Turkish Cypriot journalist sues Turkey at ECHR for rights violation
Prominent Turkish Cypriot journalist Sener Levent, the editor-in-chief of the left-wing Avrupa newspaper has filed a lawsuit against Turkey at the European Court of Human Rights (ECHR) for violating his right of freedom of expression.
Levent’s lawyer Oncel Polili said Turkey has violated Article 10 of the European Convention on Human Rights, an article stating that “everyone has the right to freedom of expression”.
Polili also said that Sener was “judicially harassed” by Ankara for the repeated criminal cases filed against him, Cyprus Mail reported on Tuesday.
A Turkish court in May has sentenced opposition journalist Levent to one year in prison for “insulting” Turkish President Recep Tayyip Erdogan over a cartoon published in Avrupa newspaper in 2017. The cartoon depicted an ancient Greek statue urinating on Erdogan’s head.
In 2019, Levent was tried and acquitted by a Turkish Cypriot court in the same case, when the Turkish ambassador to the Northern Cyprus had brought the charges against him. However, Turkey who didn’t recognize the Turkish Cypriot court’s ruling, filed another case in Ankara on same charges.
“This right shall include freedom to hold opinions and to receive and impart information and ideas without interference by public authority and regardless of frontiers,” Levent’s lawyer said.
In 2018, Levent also faced assassination attempts by angry mobs when hundreds of protesters attacked the offices of the newspaper in capital Nicosia, after he criticized Turkey’s military operation into Syria’s Afrin in an article.
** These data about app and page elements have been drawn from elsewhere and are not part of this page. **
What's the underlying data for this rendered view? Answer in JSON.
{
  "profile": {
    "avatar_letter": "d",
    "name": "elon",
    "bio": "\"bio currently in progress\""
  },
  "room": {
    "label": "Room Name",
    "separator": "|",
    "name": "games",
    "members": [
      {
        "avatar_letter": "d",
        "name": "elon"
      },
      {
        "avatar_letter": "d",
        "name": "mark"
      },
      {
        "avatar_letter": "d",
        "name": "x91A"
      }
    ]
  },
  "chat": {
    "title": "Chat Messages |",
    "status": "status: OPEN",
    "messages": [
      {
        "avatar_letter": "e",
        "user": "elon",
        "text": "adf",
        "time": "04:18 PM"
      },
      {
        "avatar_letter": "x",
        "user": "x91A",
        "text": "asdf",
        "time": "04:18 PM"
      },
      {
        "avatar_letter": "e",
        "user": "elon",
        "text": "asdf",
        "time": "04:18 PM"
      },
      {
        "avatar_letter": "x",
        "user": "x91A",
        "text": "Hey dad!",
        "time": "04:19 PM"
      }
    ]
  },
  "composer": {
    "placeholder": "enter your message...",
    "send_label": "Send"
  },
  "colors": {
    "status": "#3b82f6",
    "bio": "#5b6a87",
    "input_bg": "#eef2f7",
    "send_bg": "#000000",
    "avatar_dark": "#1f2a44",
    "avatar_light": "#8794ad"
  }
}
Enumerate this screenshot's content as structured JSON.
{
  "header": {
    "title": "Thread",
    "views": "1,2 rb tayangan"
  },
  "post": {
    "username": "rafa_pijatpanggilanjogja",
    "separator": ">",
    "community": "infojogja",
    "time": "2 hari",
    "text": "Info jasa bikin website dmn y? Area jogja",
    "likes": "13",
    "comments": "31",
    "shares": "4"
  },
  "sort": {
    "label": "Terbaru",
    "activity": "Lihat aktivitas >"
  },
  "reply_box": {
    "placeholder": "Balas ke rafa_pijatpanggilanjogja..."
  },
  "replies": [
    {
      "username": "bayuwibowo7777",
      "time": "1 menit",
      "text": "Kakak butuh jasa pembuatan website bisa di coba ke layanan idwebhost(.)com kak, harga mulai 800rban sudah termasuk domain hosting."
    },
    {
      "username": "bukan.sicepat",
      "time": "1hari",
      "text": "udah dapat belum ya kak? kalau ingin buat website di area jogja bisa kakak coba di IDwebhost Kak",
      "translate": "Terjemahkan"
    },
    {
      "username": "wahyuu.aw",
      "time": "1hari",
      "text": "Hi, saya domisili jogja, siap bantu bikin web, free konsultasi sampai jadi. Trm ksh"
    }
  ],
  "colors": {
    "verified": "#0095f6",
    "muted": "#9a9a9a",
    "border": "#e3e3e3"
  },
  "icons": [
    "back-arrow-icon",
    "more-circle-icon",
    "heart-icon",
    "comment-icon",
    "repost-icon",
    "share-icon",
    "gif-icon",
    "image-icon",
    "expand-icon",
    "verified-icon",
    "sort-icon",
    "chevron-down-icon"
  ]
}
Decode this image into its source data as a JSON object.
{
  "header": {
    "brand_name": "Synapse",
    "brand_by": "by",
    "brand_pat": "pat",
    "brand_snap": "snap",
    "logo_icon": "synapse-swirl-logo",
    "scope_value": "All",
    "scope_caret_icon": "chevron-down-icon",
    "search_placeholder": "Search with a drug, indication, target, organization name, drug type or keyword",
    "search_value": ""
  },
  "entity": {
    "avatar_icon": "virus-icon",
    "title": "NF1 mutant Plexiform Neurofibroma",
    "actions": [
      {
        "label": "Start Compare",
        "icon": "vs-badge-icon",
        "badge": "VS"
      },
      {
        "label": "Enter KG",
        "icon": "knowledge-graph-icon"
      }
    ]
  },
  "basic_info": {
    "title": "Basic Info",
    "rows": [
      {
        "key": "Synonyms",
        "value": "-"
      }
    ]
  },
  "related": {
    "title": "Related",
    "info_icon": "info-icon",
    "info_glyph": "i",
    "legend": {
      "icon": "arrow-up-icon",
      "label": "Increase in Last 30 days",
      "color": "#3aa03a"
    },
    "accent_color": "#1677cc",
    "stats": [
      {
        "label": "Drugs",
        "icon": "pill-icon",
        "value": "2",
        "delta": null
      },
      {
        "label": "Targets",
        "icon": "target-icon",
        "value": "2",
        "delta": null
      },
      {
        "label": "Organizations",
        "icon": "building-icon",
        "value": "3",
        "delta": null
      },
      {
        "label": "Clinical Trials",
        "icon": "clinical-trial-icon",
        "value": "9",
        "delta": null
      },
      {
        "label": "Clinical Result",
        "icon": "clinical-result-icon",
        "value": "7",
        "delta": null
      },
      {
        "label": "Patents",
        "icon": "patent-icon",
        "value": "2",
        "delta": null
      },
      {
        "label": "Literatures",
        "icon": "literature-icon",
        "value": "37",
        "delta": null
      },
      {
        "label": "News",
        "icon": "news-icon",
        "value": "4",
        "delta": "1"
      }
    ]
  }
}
The attack came after Erdogan denounced the newspaper as “cheap and nasty” and called on Turkey’s “brothers” in North Cyprus to give the “necessary response” to Sener Levent.
Currently, there are a total of seven criminal cases pending against Levent in Turkish Cypriot courts and another three in Turkish courts, Cyprus Mail said, citing an article published on Avrupa newspaper.
The Turkish Cypriot administration was established in the northern third of Cyprus after Turkey’s invasion of the island in 1974, in response to a Greek Cypriot coup d’etat, aiming to unify the island with Greece (ENOSIS).
Internationally recognized Republic of Cyprus, governed by the Greek Cypriots, controls the south of the island, and the Turkish Cypriots, the north. The administration in the northern part of Cyprus is only recognized by Turkey.